The bird that joined him is a lovely male goldfinch. We have had bunches of brilliant gold highlights at the feeder all month.

Thursday, May 14, 2009

Grebe and neighbor

This pie-billed grebe was photographed on Pinkney Island S.C. last month. It is a wide ranging bird, but this is the first time I have ever seen one. It only flies at night preferring to dive into the water in the day time to avoid predators. Since there was also an alligator in this same pond, I was definitely concerned for its safety.

Tuesday, May 12, 2009

Ibis in South Carolina

Yes, more birds! At first we saw them flying high over the pond just above the trees recognizable by their long curved bill. Unusual sight for us 'Northerners."

Next we saw them crossing the open lawn from the nearby marsh to the pond right in front of us as we took our walk around the pond. Juvenile colors shown here.

Then we saw a lovely adult in the marsh to the left of us.

I reduced the pixel size which compromises the photos, but you can still click on them for a sharper view. All have been enhanced by post processing.

Sunday, May 10, 2009

Before Dawn

Early morning, before the sun shows its face, the clearest sound is the chirp of distant tree frogs up in the trees and down near the river there is the other sound of the steady drip of leftover raindrops sliding from the leaves of the trees to the ground. The drops hit with a popping sound and if there is a small breeze the pops fall on top of one another in a crazy chase. The full moon sits smiling in the black western sky like half a peach, glowing with the promise of warm spring. The air, although comfortably cool, is still damp from the many days of heavy rain. It smells laundry clean. Soon birdsong and boatsong will thrust their energy into the silence. But for this very brief time all is quiet except for the distant and short tweet of frogs and the rhythmic jazz of drip-drops all around me.

Saturday, May 09, 2009

Royals do it on the beach.

(This blog title will get those search engines coming to this blog...;-) )
Like every hangout for the single folks a show-off always makes the grand entrance arriving late but in style because he is such a 'cool dude.'

He moves right on in to ask the prettiest sweetie if she wants to dance and it looks like the chemistry is working just right.

Well, one thing leads to another---you know how that goes. (No, he is not standing behind her!)

Mating Royal Terns

Friday, May 08, 2009

Bounded by Skull Creek

Pinckney Island is dark and mysterious but intriguing like a young Latin woman ever changing. It is also unforgiving like an emotional teenager. She must be avoided during the hot months of summer or you will be eaten alive or wish your were elsewhere. She can be truly explored only with a bike and patience and time.

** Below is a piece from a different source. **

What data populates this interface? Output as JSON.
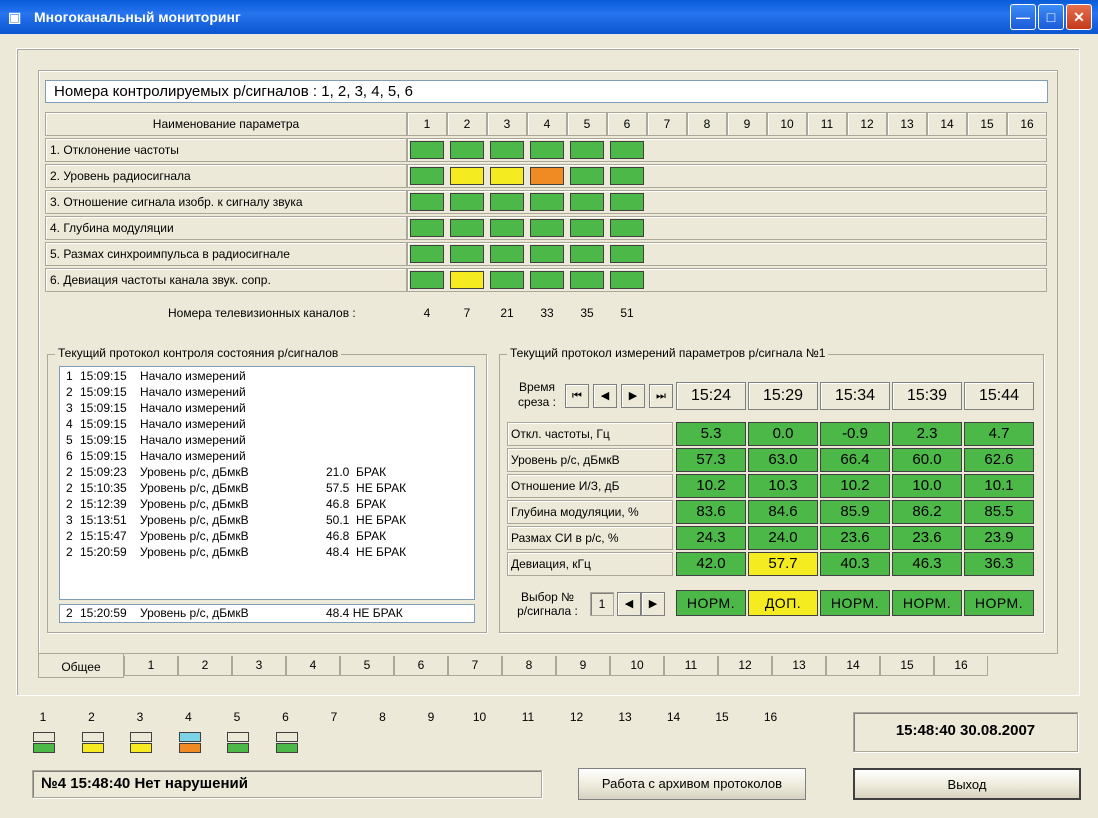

The island was once the plantation of a rich southern lawyer in the 1800's and this history has pretty much been camouflaged with the passing of time. Pine and palmetto woods, marshland and 14 miles of trails are what one discovers now. It is a wonderful place for photographing birds. Above is an anhinga in traditional pose.

Here is a closer view of him grooming.

And finally, this is a nesting bird and if you click on the photo it looks like it has the markings of our anhinga. Maybe? Maybe not.

Thursday, May 07, 2009

Drum Roll, Please

Last Tuesday, May 5, I was heading out to the vegetable garden to weed. It has been raining every day (and night) since we returned and I began to feel that rain would never stop so that I could weed!

First there was the bed (photo above) with broccoli (far row) kohlrabi (closer row) and the bok choi (closest in the photo) which had bolted with lovely yellow flowers. Lots of little weeds hiding in the shade of these big green leaves.

Then I turned to the first of the strawberry beds and tried not to think how many blossoms had already set and how busy I was going to be in the coming weeks.

Now, for the DRUM ROLL, please. The biggest surprise was finding the two heritage tomato plants we had ordered from Burpee already showing off their stuff. They were only about 4 inches when we planted them before our trip. Look...there are blossoms. Even the regular tomato only 6 inches high in another bed and grown from seed is producing a blossom which you can barely see in the center of the picture below! With all this rain, I will be truly surprised if they set. But tomato blossoms in May...I have never seen that!